During the past thousand years, whoever gained control of Fort St Angelo could effectively rule the Maltese Islands. Therefore, no other fortress has been engaged with the same intensity in the...
During the past thousand years, whoever gained control of Fort St Angelo could effectively rule the Maltese Islands. Therefore, no other fortress has been engaged with the same intensity in the shaping of Malta’s history. Nowadays, this fort is considered as the boldest memorial of the strategic importance of the islands and of the innumerable lives which were sacrificed for their dominion. Strategically located on a hillock, at the end of the Birgu peninsula, the fort dominates the Grand Harbour. The site attracted attention since antiquity, particularly following the islands’ colonisation by the Phoenicians. By 1274, the stronghold which was known as the Castrum Maris (castle-by-the-sea), consisted of two enclosures, each demarcated by an enceinte stiffened with round towers at regular intervals. The Sicilian overlords considered this fort as a guarantee of their interests in the Maltese Islands, and it was administered by loyal subjects under the title of Castellan. After 1530, the Order of St John christened this military structure as Fort St Angelo and turned it into their headquarters. Between 1530 and 1558, it even housed the Grand Master’s residence. To step-up the then obsolete medieval castle, the Knights remodelled the building extensively with the construction of a series of artillery platforms which marked the introduction of the bastioned system of defence into the Maltese Islands. The rejuvenated sentinel of the Grand Harbour had a major role during the Great Siege of 1565. In 1689 the military engineer Carlos Grunenbergh spearheaded its transformation into a forceful work, including four intimidating gun platforms with a capacity of some fifty artillery pieces. A major upgrade in 1872 sought the introduction of three 9-inch rifled-muzzle-loading guns. In 1906, the Royal Navy’s Mediterranean Fleet relocated its command hub inside the fort which was enlisted as shore base, first renamed HMS Egmont in 1912 and HMS St Angelo in 1933. During the Second World War, Fort St Angelo was once more called into action to offer protection against the Axis air raids. It suffered 69 direct hits during bombings. After the war, the fort continued to serve as the headquarters of the Royal Navy in Malta until the last detachment of foreign forces marched out of its walls in March 1979. Today, Fort St Angelo offers spectacular panoramic views of the Grand Harbour and its surrounding fortified towns. Through traditional and innovative immersive displays, visitors can experience the colourful history and various architectural styles of this fort, together with staggering examples of artillery. Other Heritage Malta museums and sites in Birgu: Inquisitor’s Palace and Malta Maritime Museum.

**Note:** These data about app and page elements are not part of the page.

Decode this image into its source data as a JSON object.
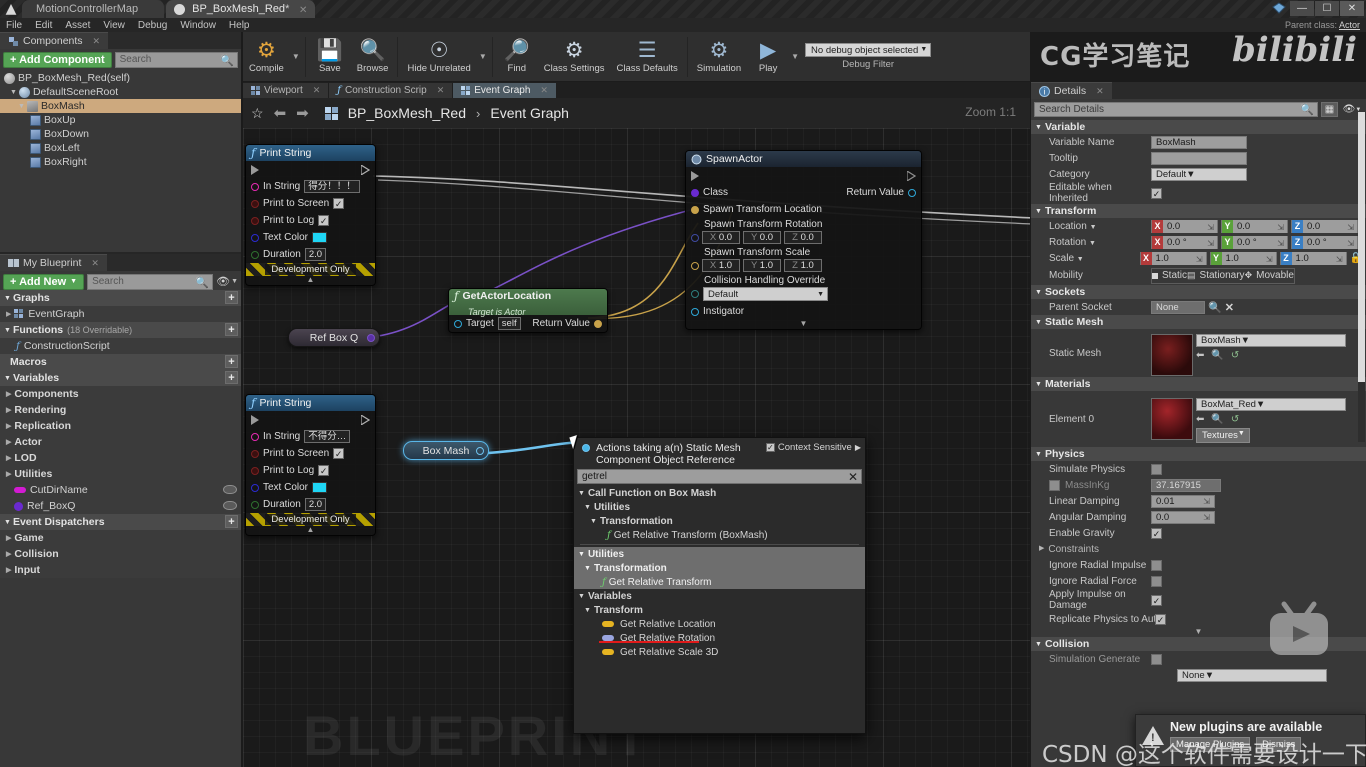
{
  "window": {
    "tabs": [
      {
        "label": "MotionControllerMap",
        "active": false,
        "closable": false
      },
      {
        "label": "BP_BoxMesh_Red",
        "active": true,
        "closable": true,
        "dirty": "*"
      }
    ],
    "controls": [
      "minimize",
      "restore",
      "close"
    ]
  },
  "menu": {
    "items": [
      "File",
      "Edit",
      "Asset",
      "View",
      "Debug",
      "Window",
      "Help"
    ]
  },
  "parent_class": {
    "label": "Parent class:",
    "value": "Actor"
  },
  "watermarks": {
    "cg": "CG学习笔记",
    "bilibili": "bilibili",
    "graph": "BLUEPRINT",
    "csdn": "CSDN @这个软件需要设计一下"
  },
  "components_panel": {
    "tab": "Components",
    "add_button": "+ Add Component",
    "search_placeholder": "Search",
    "tree": [
      {
        "label": "BP_BoxMesh_Red(self)",
        "icon": "sphere-icon",
        "indent": 0,
        "selected": false,
        "arrow": ""
      },
      {
        "label": "DefaultSceneRoot",
        "icon": "root-icon",
        "indent": 1,
        "selected": false,
        "arrow": "▼"
      },
      {
        "label": "BoxMash",
        "icon": "home-icon",
        "indent": 2,
        "selected": true,
        "arrow": "▼"
      },
      {
        "label": "BoxUp",
        "icon": "cube-icon",
        "indent": 3,
        "selected": false,
        "arrow": ""
      },
      {
        "label": "BoxDown",
        "icon": "cube-icon",
        "indent": 3,
        "selected": false,
        "arrow": ""
      },
      {
        "label": "BoxLeft",
        "icon": "cube-icon",
        "indent": 3,
        "selected": false,
        "arrow": ""
      },
      {
        "label": "BoxRight",
        "icon": "cube-icon",
        "indent": 3,
        "selected": false,
        "arrow": ""
      }
    ]
  },
  "myblueprint_panel": {
    "tab": "My Blueprint",
    "add_button": "+ Add New",
    "search_placeholder": "Search",
    "sections": [
      {
        "title": "Graphs",
        "note": "",
        "items": [
          {
            "label": "EventGraph",
            "icon": "graph-icon",
            "expandable": true,
            "color": ""
          }
        ]
      },
      {
        "title": "Functions",
        "note": "(18 Overridable)",
        "items": [
          {
            "label": "ConstructionScript",
            "icon": "function-icon",
            "expandable": false,
            "color": ""
          }
        ]
      },
      {
        "title": "Macros",
        "note": "",
        "items": []
      },
      {
        "title": "Variables",
        "note": "",
        "items": [
          {
            "label": "Components",
            "icon": "",
            "expandable": true,
            "color": ""
          },
          {
            "label": "Rendering",
            "icon": "",
            "expandable": true,
            "color": ""
          },
          {
            "label": "Replication",
            "icon": "",
            "expandable": true,
            "color": ""
          },
          {
            "label": "Actor",
            "icon": "",
            "expandable": true,
            "color": ""
          },
          {
            "label": "LOD",
            "icon": "",
            "expandable": true,
            "color": ""
          },
          {
            "label": "Utilities",
            "icon": "",
            "expandable": true,
            "color": ""
          },
          {
            "label": "CutDirName",
            "icon": "pill-icon",
            "expandable": false,
            "color": "#d21bd2"
          },
          {
            "label": "Ref_BoxQ",
            "icon": "pill-icon",
            "expandable": false,
            "color": "#6a2ad0"
          }
        ]
      },
      {
        "title": "Event Dispatchers",
        "note": "",
        "items": [
          {
            "label": "Game",
            "icon": "",
            "expandable": true,
            "color": ""
          },
          {
            "label": "Collision",
            "icon": "",
            "expandable": true,
            "color": ""
          },
          {
            "label": "Input",
            "icon": "",
            "expandable": true,
            "color": ""
          }
        ]
      }
    ]
  },
  "toolbar": {
    "buttons": [
      {
        "label": "Compile",
        "icon": "compile-icon",
        "caret": true
      },
      {
        "label": "Save",
        "icon": "save-icon",
        "caret": false
      },
      {
        "label": "Browse",
        "icon": "browse-icon",
        "caret": false
      },
      {
        "label": "Hide Unrelated",
        "icon": "hide-unrelated-icon",
        "caret": true
      },
      {
        "label": "Find",
        "icon": "find-icon",
        "caret": false
      },
      {
        "label": "Class Settings",
        "icon": "class-settings-icon",
        "caret": false
      },
      {
        "label": "Class Defaults",
        "icon": "class-defaults-icon",
        "caret": false
      },
      {
        "label": "Simulation",
        "icon": "simulation-icon",
        "caret": false
      },
      {
        "label": "Play",
        "icon": "play-icon",
        "caret": true
      }
    ],
    "debug_value": "No debug object selected",
    "debug_label": "Debug Filter"
  },
  "graph_tabs": [
    {
      "label": "Viewport",
      "icon": "viewport-icon",
      "active": false
    },
    {
      "label": "Construction Scrip",
      "icon": "function-icon",
      "active": false
    },
    {
      "label": "Event Graph",
      "icon": "graph-icon",
      "active": true
    }
  ],
  "breadcrumb": {
    "star": "☆",
    "back": "⬅",
    "forward": "➡",
    "root": "BP_BoxMesh_Red",
    "separator": "›",
    "leaf": "Event Graph",
    "zoom": "Zoom 1:1"
  },
  "nodes": {
    "print_string_1": {
      "title": "Print String",
      "rows": [
        {
          "label": "In String",
          "value": "得分！！！",
          "type": "text"
        },
        {
          "label": "Print to Screen",
          "value": "✓",
          "type": "checkbox"
        },
        {
          "label": "Print to Log",
          "value": "✓",
          "type": "checkbox"
        },
        {
          "label": "Text Color",
          "value": "#1fd6f5",
          "type": "color"
        },
        {
          "label": "Duration",
          "value": "2.0",
          "type": "text"
        }
      ],
      "footer": "Development Only"
    },
    "print_string_2": {
      "title": "Print String",
      "rows": [
        {
          "label": "In String",
          "value": "不得分…",
          "type": "text"
        },
        {
          "label": "Print to Screen",
          "value": "✓",
          "type": "checkbox"
        },
        {
          "label": "Print to Log",
          "value": "✓",
          "type": "checkbox"
        },
        {
          "label": "Text Color",
          "value": "#1fd6f5",
          "type": "color"
        },
        {
          "label": "Duration",
          "value": "2.0",
          "type": "text"
        }
      ],
      "footer": "Development Only"
    },
    "get_actor_location": {
      "title": "GetActorLocation",
      "subtitle": "Target is Actor",
      "target_label": "Target",
      "target_value": "self",
      "return_label": "Return Value"
    },
    "spawn_actor": {
      "title": "SpawnActor",
      "class_label": "Class",
      "return_label": "Return Value",
      "loc_label": "Spawn Transform Location",
      "rot_label": "Spawn Transform Rotation",
      "rot": {
        "x": "0.0",
        "y": "0.0",
        "z": "0.0"
      },
      "scale_label": "Spawn Transform Scale",
      "scale": {
        "x": "1.0",
        "y": "1.0",
        "z": "1.0"
      },
      "collision_label": "Collision Handling Override",
      "collision_value": "Default",
      "instigator_label": "Instigator"
    },
    "ref_box_q": {
      "label": "Ref Box Q"
    },
    "box_mash": {
      "label": "Box Mash"
    }
  },
  "context_menu": {
    "title": "Actions taking a(n) Static Mesh Component Object Reference",
    "context_sensitive_label": "Context Sensitive",
    "context_sensitive_checked": "✓",
    "search_value": "getrel",
    "clear_icon": "✕",
    "groups": [
      {
        "type": "category",
        "label": "Call Function on Box Mash",
        "indent": 0
      },
      {
        "type": "category",
        "label": "Utilities",
        "indent": 1
      },
      {
        "type": "category",
        "label": "Transformation",
        "indent": 2
      },
      {
        "type": "function",
        "label": "Get Relative Transform (BoxMash)",
        "indent": 3,
        "icon": "function-icon"
      },
      {
        "type": "divider",
        "label": "",
        "indent": 0
      },
      {
        "type": "category",
        "label": "Utilities",
        "indent": 0,
        "highlight": true
      },
      {
        "type": "category",
        "label": "Transformation",
        "indent": 1,
        "highlight": true
      },
      {
        "type": "function",
        "label": "Get Relative Transform",
        "indent": 2,
        "icon": "function-icon",
        "highlight": true
      },
      {
        "type": "category",
        "label": "Variables",
        "indent": 0
      },
      {
        "type": "category",
        "label": "Transform",
        "indent": 1
      },
      {
        "type": "variable",
        "label": "Get Relative Location",
        "indent": 2,
        "color": "#e6b422"
      },
      {
        "type": "variable",
        "label": "Get Relative Rotation",
        "indent": 2,
        "color": "#9aa6e0",
        "underlined": true
      },
      {
        "type": "variable",
        "label": "Get Relative Scale 3D",
        "indent": 2,
        "color": "#e6b422"
      }
    ]
  },
  "details_panel": {
    "tab": "Details",
    "search_placeholder": "Search Details",
    "sections": [
      {
        "title": "Variable",
        "rows": [
          {
            "label": "Variable Name",
            "value": "BoxMash",
            "type": "text"
          },
          {
            "label": "Tooltip",
            "value": "",
            "type": "text"
          },
          {
            "label": "Category",
            "value": "Default",
            "type": "dropdown"
          },
          {
            "label": "Editable when Inherited",
            "value": "✓",
            "type": "checkbox"
          }
        ]
      },
      {
        "title": "Transform",
        "rows": [
          {
            "label": "Location",
            "type": "vector",
            "x": "0.0",
            "y": "0.0",
            "z": "0.0"
          },
          {
            "label": "Rotation",
            "type": "vector",
            "x": "0.0 °",
            "y": "0.0 °",
            "z": "0.0 °"
          },
          {
            "label": "Scale",
            "type": "vector",
            "x": "1.0",
            "y": "1.0",
            "z": "1.0"
          },
          {
            "label": "Mobility",
            "type": "mobility",
            "options": [
              "Static",
              "Stationary",
              "Movable"
            ],
            "selected": "Movable"
          }
        ]
      },
      {
        "title": "Sockets",
        "rows": [
          {
            "label": "Parent Socket",
            "value": "None",
            "type": "socket"
          }
        ]
      },
      {
        "title": "Static Mesh",
        "rows": [
          {
            "label": "Static Mesh",
            "value": "BoxMash",
            "type": "asset"
          }
        ]
      },
      {
        "title": "Materials",
        "rows": [
          {
            "label": "Element 0",
            "value": "BoxMat_Red",
            "type": "material",
            "extra": "Textures"
          }
        ]
      },
      {
        "title": "Physics",
        "rows": [
          {
            "label": "Simulate Physics",
            "value": "",
            "type": "checkbox_off"
          },
          {
            "label": "MassInKg",
            "value": "37.167915",
            "type": "text_disabled"
          },
          {
            "label": "Linear Damping",
            "value": "0.01",
            "type": "text"
          },
          {
            "label": "Angular Damping",
            "value": "0.0",
            "type": "text"
          },
          {
            "label": "Enable Gravity",
            "value": "✓",
            "type": "checkbox"
          },
          {
            "label": "Constraints",
            "value": "",
            "type": "expander"
          },
          {
            "label": "Ignore Radial Impulse",
            "value": "",
            "type": "checkbox_off"
          },
          {
            "label": "Ignore Radial Force",
            "value": "",
            "type": "checkbox_off"
          },
          {
            "label": "Apply Impulse on Damage",
            "value": "✓",
            "type": "checkbox"
          },
          {
            "label": "Replicate Physics to Autono",
            "value": "✓",
            "type": "checkbox"
          }
        ]
      },
      {
        "title": "Collision",
        "rows": [
          {
            "label": "Simulation Generate",
            "value": "",
            "type": "checkbox_off"
          },
          {
            "label": "",
            "value": "None",
            "type": "dropdown"
          }
        ]
      }
    ]
  },
  "notification": {
    "title": "New plugins are available",
    "buttons": [
      "Manage Plugins",
      "Dismiss"
    ],
    "icon": "warning-icon"
  }
}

Entrance Fee for students (12 - 17 years) requires ID or Student Card
Operating Dates: All Year except on 24, 25 & 31 December, 1 January & Good Friday
September and October Monday to Sunday: 09.00-18.00hrs (last admission at 17.30hrs)

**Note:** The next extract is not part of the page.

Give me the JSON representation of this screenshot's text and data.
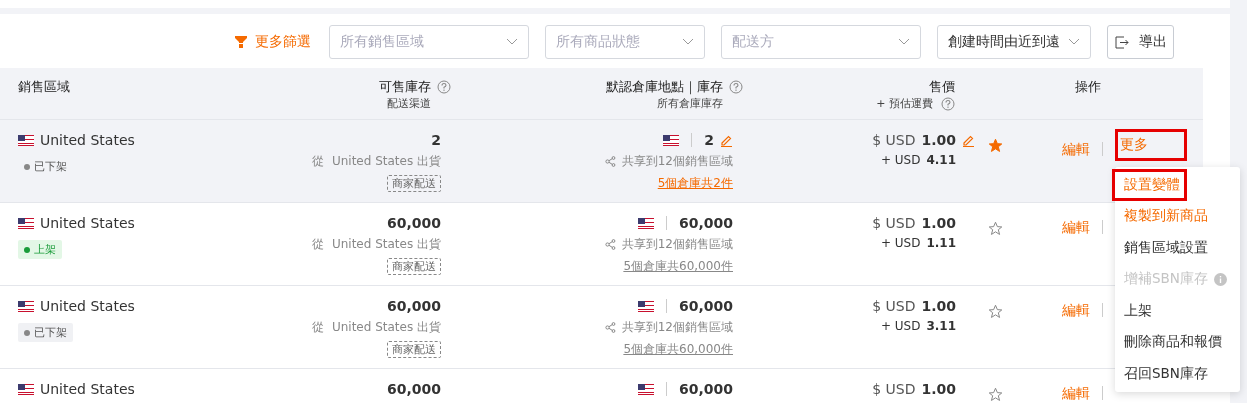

November to August Monday to Sunday: 09.00–17.00hrs (last admission at 16.30hrs)